Activity ▸
Could you output each line of the data that follows exactly?

Source records:
=== Begin Enclosure ===
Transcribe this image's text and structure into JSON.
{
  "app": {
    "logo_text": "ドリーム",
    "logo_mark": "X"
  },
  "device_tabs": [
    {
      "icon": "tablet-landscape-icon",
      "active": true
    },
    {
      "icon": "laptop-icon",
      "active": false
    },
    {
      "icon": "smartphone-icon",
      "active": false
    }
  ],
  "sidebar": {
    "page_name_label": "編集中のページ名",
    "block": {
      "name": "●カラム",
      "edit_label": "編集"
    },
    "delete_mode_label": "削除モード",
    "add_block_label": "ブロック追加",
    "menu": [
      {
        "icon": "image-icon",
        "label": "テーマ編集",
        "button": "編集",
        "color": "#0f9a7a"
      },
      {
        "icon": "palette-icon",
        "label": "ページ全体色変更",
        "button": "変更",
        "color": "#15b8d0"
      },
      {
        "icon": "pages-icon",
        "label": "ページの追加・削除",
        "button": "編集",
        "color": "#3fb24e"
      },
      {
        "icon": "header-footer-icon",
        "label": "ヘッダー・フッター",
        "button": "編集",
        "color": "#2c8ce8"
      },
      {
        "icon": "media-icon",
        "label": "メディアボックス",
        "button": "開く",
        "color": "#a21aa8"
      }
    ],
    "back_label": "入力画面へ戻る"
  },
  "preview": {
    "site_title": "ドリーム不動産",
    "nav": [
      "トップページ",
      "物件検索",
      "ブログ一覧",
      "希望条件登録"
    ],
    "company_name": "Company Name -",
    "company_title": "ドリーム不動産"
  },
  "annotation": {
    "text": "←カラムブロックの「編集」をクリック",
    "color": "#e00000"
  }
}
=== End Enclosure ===
Written reply ▸
Transcribe this image's text and structure into JSON.
{
  "app": {
    "logo_text": "ドリーム",
    "logo_mark": "X"
  },
  "device_tabs": [
    {
      "icon": "tablet-landscape-icon",
      "active": true
    },
    {
      "icon": "laptop-icon",
      "active": false
    },
    {
      "icon": "smartphone-icon",
      "active": false
    }
  ],
  "sidebar": {
    "page_name_label": "編集中のページ名",
    "block": {
      "name": "●カラム",
      "edit_label": "編集"
    },
    "delete_mode_label": "削除モード",
    "add_block_label": "ブロック追加",
    "menu": [
      {
        "icon": "image-icon",
        "label": "テーマ編集",
        "button": "編集",
        "color": "#0f9a7a"
      },
      {
        "icon": "palette-icon",
        "label": "ページ全体色変更",
        "button": "変更",
        "color": "#15b8d0"
      },
      {
        "icon": "pages-icon",
        "label": "ページの追加・削除",
        "button": "編集",
        "color": "#3fb24e"
      },
      {
        "icon": "header-footer-icon",
        "label": "ヘッダー・フッター",
        "button": "編集",
        "color": "#2c8ce8"
      },
      {
        "icon": "media-icon",
        "label": "メディアボックス",
        "button": "開く",
        "color": "#a21aa8"
      }
    ],
    "back_label": "入力画面へ戻る"
  },
  "preview": {
    "site_title": "ドリーム不動産",
    "nav": [
      "トップページ",
      "物件検索",
      "ブログ一覧",
      "希望条件登録"
    ],
    "company_name": "Company Name -",
    "company_title": "ドリーム不動産"
  },
  "annotation": {
    "text": "←カラムブロックの「編集」をクリック",
    "color": "#e00000"
  }
}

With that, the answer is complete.